**TASK STATEMENT:** Go through the material below and copy all lines with "商品名字".

**RECORDED DATA:**
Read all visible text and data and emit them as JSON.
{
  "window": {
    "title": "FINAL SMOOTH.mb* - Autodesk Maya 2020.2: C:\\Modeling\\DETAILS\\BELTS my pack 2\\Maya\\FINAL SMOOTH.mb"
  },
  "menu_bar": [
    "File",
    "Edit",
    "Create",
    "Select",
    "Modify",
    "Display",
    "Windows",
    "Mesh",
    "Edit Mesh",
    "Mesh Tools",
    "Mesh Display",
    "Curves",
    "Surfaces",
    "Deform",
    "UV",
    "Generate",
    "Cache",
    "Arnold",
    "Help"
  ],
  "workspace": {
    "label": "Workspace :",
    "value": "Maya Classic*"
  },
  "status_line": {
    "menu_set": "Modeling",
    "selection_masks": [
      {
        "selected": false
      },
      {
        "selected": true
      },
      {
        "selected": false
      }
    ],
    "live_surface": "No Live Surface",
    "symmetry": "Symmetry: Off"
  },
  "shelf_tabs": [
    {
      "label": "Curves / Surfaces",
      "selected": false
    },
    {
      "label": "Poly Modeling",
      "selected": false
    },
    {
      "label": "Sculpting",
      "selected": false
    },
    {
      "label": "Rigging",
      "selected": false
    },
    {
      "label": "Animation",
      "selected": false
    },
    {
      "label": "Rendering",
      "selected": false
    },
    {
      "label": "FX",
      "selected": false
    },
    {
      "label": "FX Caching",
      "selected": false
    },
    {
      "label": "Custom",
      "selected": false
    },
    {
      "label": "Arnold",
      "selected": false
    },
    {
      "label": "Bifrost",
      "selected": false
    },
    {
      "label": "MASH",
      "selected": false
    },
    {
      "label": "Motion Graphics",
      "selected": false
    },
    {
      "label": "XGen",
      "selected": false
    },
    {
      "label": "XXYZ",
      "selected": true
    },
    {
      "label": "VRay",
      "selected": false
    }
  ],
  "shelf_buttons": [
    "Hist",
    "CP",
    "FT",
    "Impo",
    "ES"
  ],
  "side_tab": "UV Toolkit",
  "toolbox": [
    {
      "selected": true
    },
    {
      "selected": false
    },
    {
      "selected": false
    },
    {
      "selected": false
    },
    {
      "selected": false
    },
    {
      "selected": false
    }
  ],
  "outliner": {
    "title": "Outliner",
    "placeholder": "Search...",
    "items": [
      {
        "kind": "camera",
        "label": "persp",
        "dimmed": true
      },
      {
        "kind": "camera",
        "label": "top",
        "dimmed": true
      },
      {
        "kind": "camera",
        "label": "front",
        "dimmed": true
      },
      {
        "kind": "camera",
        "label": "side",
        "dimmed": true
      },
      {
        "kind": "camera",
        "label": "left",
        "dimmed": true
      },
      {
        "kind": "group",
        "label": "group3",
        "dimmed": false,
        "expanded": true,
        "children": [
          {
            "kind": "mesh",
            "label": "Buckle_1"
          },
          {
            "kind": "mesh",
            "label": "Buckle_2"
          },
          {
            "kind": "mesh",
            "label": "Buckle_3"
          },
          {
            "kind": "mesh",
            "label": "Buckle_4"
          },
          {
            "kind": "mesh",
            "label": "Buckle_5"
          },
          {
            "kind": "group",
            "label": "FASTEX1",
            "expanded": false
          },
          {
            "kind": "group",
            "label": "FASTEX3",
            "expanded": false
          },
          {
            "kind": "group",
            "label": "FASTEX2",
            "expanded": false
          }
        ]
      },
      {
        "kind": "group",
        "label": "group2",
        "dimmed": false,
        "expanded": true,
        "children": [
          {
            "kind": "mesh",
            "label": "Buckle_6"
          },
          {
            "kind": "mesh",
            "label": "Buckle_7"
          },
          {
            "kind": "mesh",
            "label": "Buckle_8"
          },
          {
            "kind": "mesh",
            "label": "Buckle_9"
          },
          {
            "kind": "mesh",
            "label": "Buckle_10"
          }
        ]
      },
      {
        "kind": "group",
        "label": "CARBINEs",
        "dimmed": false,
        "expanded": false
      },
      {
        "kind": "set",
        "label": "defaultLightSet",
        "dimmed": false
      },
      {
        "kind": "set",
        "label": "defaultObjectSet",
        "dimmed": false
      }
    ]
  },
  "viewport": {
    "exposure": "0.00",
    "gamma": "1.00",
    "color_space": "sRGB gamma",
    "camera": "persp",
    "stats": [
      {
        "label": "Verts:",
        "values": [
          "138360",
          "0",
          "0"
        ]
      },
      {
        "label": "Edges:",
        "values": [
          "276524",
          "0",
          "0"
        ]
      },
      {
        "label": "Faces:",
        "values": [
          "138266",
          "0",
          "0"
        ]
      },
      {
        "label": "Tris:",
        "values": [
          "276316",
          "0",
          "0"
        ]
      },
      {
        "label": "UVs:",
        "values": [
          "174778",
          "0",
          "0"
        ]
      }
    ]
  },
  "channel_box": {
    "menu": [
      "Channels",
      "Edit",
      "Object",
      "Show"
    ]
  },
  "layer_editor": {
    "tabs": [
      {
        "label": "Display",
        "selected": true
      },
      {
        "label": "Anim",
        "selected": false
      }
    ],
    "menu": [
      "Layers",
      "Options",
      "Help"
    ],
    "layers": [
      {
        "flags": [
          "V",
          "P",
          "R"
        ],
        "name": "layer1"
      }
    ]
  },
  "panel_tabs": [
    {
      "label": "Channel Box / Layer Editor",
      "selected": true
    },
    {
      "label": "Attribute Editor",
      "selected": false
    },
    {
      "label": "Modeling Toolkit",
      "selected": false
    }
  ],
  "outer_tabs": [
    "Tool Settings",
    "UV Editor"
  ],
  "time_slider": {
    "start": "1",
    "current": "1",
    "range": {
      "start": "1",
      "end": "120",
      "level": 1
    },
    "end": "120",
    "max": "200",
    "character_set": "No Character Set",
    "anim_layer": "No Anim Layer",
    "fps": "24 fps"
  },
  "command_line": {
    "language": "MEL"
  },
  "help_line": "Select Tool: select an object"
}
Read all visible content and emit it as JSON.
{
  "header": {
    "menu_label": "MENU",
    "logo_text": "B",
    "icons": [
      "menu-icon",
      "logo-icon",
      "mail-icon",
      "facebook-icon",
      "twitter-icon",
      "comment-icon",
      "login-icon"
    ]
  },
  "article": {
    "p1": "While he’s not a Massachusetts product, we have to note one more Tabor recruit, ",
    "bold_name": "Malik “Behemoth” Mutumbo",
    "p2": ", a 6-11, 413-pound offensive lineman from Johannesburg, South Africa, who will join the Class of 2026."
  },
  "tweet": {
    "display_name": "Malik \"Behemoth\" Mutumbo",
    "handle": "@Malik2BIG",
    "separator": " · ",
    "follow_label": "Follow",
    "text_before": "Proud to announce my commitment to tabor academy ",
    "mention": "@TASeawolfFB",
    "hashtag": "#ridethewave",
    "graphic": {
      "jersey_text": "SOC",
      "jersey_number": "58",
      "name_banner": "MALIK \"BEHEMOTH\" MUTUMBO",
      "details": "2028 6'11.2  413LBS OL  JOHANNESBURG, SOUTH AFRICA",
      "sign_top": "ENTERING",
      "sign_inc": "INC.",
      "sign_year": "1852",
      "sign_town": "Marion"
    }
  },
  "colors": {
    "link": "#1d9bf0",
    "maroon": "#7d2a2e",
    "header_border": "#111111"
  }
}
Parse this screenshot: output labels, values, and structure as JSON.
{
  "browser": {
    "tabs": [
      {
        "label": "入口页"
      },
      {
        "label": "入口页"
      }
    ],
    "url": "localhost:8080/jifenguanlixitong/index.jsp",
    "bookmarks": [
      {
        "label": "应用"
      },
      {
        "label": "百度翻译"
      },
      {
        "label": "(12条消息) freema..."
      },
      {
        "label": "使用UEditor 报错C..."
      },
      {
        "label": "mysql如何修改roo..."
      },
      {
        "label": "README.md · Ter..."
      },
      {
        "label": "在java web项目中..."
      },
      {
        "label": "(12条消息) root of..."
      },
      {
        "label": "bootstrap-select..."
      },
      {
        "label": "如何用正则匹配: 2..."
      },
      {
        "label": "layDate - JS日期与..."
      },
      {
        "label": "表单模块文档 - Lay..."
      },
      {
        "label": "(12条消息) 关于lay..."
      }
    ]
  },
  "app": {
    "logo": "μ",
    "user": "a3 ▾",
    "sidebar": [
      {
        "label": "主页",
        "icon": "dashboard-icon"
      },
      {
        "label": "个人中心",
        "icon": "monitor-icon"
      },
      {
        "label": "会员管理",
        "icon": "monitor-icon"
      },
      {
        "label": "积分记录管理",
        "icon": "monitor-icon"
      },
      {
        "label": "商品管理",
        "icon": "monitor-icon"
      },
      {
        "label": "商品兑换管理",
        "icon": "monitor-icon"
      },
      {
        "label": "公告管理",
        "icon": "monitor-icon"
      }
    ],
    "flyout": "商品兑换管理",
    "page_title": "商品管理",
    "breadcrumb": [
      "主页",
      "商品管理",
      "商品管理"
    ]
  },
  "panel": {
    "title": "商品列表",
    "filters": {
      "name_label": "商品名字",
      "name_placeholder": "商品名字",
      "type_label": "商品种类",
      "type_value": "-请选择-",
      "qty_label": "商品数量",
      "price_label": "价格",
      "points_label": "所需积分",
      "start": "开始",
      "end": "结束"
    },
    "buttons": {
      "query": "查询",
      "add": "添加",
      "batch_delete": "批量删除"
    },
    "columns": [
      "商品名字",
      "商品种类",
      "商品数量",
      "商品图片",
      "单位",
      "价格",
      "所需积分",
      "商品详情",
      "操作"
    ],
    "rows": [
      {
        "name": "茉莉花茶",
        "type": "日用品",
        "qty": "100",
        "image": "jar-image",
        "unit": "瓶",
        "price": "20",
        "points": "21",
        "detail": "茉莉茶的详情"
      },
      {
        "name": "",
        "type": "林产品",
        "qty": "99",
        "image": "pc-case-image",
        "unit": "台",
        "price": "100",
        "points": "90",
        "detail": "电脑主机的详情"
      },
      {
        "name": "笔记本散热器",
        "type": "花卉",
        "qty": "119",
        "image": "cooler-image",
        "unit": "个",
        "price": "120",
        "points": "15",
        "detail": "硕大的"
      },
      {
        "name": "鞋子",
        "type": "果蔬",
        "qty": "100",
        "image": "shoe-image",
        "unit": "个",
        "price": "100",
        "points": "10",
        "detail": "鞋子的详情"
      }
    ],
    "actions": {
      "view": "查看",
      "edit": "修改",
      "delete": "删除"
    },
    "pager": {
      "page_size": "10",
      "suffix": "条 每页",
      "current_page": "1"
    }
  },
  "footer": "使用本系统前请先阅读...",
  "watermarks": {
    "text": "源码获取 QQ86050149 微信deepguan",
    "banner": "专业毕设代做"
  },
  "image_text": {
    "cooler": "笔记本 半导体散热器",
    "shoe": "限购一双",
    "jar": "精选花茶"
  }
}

**OUTPUT:**
      "name_label": "商品名字",
      "name_placeholder": "商品名字",
      "商品名字",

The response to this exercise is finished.